DOL to prevent such adverse effects for U.S. workers, and therefore we 
seek your written response to this concern.
    Please send your written response to the Committee staff by COB on 
Tuesday, May 20, 2008--the date on which the hearing record will close. 
If you have any questions, please contact the Committee.
    Thank you for your testimony before our Committee, as well as for 
your prompt response to the points raised in this letter.
            Sincerely,
                                             George Miller,
                                                          Chairman.
                                             Jason Altmire,
                                                Member of Congress.
                                 ______
                                 
                  Committee on Education and Labor,
                             U.S. House of Representatives,
                                       Washington, DC, May 8, 2008.
[VIA FACSIMILE]
Hon. Leon R. Sequeira, Assistant Secretary for Policy,
U.S. Department of Labor, 200 Constitution Avenue, N.W., Washington, 
        DC.
    Dear Assistant Secretary Sequeira: Thank you for testifying at the 
May 6, 2008, Full Committee hearing on ``Do Federal Programs Ensure 
U.S. Workers Are Recruited First Before Employers Hire From Abroad?''
    Congressman Ruben Hinojosa has submitted the following questions 
for a response from you for the hearing record:
    1. The Department's proposed rules for the H2A program seem to 
place the convenience and ease of use for employers above the interests 
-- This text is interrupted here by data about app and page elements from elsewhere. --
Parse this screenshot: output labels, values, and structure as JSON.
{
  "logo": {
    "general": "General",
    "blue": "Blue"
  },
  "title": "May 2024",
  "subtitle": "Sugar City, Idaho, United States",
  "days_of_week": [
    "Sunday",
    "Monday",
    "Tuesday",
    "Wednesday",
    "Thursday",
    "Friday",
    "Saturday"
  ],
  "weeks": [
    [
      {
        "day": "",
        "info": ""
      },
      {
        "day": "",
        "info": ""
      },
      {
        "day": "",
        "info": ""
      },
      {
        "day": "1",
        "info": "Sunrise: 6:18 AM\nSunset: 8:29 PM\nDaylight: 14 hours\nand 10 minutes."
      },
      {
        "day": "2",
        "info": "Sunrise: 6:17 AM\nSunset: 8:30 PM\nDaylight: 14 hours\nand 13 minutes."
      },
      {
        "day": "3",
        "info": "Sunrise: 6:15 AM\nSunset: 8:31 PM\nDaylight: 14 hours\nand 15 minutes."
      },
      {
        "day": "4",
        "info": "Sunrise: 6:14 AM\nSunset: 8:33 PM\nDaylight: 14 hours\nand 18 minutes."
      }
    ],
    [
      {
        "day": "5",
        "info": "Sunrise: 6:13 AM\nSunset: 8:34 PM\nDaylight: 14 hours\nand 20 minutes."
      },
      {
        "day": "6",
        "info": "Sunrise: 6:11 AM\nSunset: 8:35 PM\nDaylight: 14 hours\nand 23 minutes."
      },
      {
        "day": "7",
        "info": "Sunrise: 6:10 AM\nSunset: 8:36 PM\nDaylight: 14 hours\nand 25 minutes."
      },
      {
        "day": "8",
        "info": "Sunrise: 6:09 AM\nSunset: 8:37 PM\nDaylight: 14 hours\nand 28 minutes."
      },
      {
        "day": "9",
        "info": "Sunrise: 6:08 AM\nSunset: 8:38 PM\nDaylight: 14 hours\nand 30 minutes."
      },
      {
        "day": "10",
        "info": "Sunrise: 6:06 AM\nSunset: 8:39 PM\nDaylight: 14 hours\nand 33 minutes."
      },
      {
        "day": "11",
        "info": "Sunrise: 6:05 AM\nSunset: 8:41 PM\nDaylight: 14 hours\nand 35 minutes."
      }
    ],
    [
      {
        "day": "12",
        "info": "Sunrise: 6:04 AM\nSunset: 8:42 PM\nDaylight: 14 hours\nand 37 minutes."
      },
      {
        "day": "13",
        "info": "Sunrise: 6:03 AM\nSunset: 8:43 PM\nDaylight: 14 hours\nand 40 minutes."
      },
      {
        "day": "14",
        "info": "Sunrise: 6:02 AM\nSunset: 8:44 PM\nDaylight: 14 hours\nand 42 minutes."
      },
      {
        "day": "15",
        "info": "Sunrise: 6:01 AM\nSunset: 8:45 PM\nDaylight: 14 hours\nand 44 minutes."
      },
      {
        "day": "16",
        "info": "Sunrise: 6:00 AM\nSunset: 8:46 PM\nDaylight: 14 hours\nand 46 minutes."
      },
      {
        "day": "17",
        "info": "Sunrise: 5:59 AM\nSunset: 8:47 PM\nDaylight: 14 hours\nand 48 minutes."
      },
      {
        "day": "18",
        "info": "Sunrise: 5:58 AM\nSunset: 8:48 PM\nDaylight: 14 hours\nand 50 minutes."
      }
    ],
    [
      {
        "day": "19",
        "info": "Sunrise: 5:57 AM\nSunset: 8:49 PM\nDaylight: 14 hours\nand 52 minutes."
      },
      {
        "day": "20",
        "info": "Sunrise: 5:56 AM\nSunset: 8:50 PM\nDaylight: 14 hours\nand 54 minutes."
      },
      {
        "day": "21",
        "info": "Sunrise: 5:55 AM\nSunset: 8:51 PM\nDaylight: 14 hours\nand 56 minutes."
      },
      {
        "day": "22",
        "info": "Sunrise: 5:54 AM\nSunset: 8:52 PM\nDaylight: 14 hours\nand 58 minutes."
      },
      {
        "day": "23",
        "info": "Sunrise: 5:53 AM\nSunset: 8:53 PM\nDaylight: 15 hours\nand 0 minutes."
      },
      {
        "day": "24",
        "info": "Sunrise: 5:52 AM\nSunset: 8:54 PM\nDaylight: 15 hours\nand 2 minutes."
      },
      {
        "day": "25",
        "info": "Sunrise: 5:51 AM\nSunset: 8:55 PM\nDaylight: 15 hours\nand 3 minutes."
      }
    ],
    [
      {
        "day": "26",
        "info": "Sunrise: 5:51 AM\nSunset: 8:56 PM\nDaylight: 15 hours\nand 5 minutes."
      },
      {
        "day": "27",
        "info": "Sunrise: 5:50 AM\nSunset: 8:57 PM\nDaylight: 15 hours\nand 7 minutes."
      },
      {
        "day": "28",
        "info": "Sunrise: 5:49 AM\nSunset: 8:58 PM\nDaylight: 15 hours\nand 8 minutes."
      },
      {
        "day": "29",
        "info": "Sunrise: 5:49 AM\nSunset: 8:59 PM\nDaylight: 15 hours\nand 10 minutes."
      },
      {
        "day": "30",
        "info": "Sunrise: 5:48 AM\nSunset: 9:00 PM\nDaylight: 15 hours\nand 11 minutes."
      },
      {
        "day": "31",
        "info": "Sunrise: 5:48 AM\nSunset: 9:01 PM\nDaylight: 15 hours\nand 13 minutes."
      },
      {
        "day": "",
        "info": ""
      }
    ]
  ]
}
of the workers--both domestic and foreign. Please explain how allowing 
employers to provide housing vouchers rather than requiring them to 
arrange for and provide adequate housing will result in workers 
actually having an adequate place to live during their period of 
employment in the United States? What steps has the Department been 
taking to enforce the current regulation? How would enforcement be 
different under the proposed regulation?
    2. The Department's proposed regulations would further reduce 
government oversight of H2-A applications. Given the long and continued 
history of abuse in this program, what is the rationale for less 
oversight?
    Please send your written response to the Committee staff at by COB 
on Tuesday, May 20, 2008--the date on which the hearing record will 
close. If you have any questions, please contact the Committee. Once 
again, we greatly appreciate your testimony at this hearing.
            Sincerely,
                                             George Miller,
                                                          Chairman.
                                 ______
                                 
                                 
                                 
                                 
                                 
                                 
                                 
                                 
                                 
                                 
                                 
                                 
                                 
                                 
                                 
                                 
                                 
                                 
                                 
                                 
                                 
                                ------                                

    [Whereupon, at 1:00 p.m., the committee was adjourned.]